Citation: He X, Wang X, Zhang M, Zhu W, Liu Y, Sun Q, Chen G, Li M and Ding H (2022) Gender specific cut-off points of age for disability among rural elderly in Anhui Province, China. Front. Public Health 10:945849. doi: 10.3389/fpubh.2022.945849
Received: 17 May 2022; Accepted: 07 September 2022;
Published: 04 October 2022.
Edited by:Lian-Ping He, Taizhou University, China
Reviewed by:Daoyun Lei, Jiangsu University, China
Kun Qian, Shanghai Jiao Tong University, China
Baohong Xue, Anhui Polytechnic University, China
Copyright © 2022 He, Wang, Zhang, Zhu, Liu, Sun, Chen, Li and Ding. This is an open-access article distributed under the terms of the Creative Commons Attribution License (CC BY). The use, distribution or reproduction in other forums is permitted, provided the original author(s) and the copyright owner(s) are credited and that the original publication in this journal is cited, in accordance with accepted academic practice.
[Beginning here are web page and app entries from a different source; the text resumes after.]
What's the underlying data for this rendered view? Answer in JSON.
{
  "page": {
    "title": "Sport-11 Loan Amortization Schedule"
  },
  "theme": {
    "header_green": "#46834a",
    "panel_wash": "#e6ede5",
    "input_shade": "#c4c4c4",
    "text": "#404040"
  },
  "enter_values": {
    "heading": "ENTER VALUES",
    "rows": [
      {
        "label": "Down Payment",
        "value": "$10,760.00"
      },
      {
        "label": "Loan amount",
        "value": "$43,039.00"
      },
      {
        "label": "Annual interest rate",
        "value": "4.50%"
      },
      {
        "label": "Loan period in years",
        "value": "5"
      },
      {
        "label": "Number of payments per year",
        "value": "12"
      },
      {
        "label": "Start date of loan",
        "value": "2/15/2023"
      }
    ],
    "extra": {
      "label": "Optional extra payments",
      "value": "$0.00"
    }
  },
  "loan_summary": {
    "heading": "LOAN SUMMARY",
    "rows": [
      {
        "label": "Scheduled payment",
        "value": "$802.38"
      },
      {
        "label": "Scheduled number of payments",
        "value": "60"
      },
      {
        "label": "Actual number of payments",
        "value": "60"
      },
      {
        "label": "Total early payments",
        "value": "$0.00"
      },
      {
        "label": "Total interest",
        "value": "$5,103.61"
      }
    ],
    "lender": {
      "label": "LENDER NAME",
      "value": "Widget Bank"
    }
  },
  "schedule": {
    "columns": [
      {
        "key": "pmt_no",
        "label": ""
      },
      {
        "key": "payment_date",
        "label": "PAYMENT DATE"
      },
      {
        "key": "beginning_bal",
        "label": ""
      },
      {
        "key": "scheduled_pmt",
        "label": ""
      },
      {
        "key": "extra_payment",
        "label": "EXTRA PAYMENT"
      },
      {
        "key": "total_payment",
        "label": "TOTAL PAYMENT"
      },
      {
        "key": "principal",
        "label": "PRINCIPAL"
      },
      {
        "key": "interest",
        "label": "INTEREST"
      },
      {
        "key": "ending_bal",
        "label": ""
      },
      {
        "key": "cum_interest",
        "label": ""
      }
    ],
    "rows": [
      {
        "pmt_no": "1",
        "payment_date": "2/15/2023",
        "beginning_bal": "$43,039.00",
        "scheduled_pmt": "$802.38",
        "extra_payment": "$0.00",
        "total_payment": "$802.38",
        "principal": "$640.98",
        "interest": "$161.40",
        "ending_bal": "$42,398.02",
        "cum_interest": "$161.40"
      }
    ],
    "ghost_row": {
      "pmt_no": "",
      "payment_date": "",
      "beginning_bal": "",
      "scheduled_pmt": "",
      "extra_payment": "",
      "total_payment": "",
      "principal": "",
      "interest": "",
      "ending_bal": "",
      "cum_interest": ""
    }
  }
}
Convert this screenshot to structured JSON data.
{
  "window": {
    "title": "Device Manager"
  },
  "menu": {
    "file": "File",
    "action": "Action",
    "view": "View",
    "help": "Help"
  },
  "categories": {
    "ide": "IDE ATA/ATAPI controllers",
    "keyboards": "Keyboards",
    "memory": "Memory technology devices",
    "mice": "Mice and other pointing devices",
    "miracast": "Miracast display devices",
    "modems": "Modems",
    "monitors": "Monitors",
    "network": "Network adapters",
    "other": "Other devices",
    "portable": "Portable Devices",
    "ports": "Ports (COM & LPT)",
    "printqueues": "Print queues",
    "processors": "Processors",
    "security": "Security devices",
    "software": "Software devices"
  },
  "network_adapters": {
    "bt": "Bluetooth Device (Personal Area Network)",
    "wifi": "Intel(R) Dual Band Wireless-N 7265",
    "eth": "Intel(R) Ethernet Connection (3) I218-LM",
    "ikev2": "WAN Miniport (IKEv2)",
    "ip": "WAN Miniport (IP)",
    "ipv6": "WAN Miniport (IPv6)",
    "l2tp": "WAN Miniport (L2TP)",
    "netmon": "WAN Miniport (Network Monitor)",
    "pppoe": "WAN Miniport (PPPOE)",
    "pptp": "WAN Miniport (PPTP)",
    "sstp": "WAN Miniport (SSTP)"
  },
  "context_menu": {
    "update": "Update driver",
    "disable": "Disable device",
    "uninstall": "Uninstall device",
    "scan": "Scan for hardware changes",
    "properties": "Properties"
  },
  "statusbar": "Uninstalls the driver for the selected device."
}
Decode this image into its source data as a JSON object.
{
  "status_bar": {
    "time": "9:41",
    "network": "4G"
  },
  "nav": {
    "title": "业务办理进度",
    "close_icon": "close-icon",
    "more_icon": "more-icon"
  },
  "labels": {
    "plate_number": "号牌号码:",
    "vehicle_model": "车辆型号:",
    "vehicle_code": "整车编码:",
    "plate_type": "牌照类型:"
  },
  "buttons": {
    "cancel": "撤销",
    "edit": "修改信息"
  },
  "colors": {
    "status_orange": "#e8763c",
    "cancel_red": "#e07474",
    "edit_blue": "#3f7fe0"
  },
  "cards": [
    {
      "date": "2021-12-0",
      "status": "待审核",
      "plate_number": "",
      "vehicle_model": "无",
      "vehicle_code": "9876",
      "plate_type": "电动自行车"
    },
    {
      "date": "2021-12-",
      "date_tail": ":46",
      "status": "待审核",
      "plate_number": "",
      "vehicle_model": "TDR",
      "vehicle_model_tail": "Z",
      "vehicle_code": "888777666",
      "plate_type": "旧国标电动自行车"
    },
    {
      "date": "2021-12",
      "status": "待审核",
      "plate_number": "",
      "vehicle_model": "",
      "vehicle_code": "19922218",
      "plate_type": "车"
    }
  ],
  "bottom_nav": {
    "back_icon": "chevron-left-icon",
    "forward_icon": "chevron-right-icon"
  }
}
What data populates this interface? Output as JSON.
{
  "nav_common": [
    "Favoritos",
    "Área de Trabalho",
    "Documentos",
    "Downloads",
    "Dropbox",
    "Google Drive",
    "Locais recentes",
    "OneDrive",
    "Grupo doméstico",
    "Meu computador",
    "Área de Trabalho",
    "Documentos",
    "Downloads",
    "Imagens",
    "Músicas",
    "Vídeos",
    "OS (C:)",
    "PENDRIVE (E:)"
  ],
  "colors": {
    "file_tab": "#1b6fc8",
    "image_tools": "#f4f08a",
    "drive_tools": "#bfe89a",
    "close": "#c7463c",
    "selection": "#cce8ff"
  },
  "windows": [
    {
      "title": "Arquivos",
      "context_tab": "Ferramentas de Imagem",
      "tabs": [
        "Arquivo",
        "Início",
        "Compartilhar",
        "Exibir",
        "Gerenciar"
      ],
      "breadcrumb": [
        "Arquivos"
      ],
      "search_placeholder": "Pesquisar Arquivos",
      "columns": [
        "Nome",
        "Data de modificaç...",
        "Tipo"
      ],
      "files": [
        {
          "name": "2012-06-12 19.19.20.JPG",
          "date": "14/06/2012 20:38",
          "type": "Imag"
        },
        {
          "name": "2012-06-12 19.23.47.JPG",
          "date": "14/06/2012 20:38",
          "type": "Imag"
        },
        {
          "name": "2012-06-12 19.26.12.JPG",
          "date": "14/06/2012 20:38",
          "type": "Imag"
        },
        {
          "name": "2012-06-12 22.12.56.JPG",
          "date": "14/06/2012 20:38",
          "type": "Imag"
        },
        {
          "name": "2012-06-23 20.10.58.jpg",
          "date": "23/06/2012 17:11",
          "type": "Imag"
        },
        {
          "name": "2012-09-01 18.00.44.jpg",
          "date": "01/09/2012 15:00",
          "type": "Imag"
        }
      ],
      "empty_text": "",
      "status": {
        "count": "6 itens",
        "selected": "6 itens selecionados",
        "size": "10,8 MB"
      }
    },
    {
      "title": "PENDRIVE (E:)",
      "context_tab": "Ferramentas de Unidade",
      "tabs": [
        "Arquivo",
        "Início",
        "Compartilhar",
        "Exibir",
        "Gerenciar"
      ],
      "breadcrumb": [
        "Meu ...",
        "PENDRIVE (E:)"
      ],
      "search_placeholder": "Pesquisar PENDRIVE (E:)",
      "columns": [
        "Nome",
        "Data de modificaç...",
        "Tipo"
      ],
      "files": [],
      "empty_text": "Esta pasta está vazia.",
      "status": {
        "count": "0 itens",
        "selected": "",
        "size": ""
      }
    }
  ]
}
No use, distribution or reproduction is permitted which does not comply with these terms.
*Correspondence: Hong Ding, email@example.com
†These authors have contributed equally to this work and share first authorship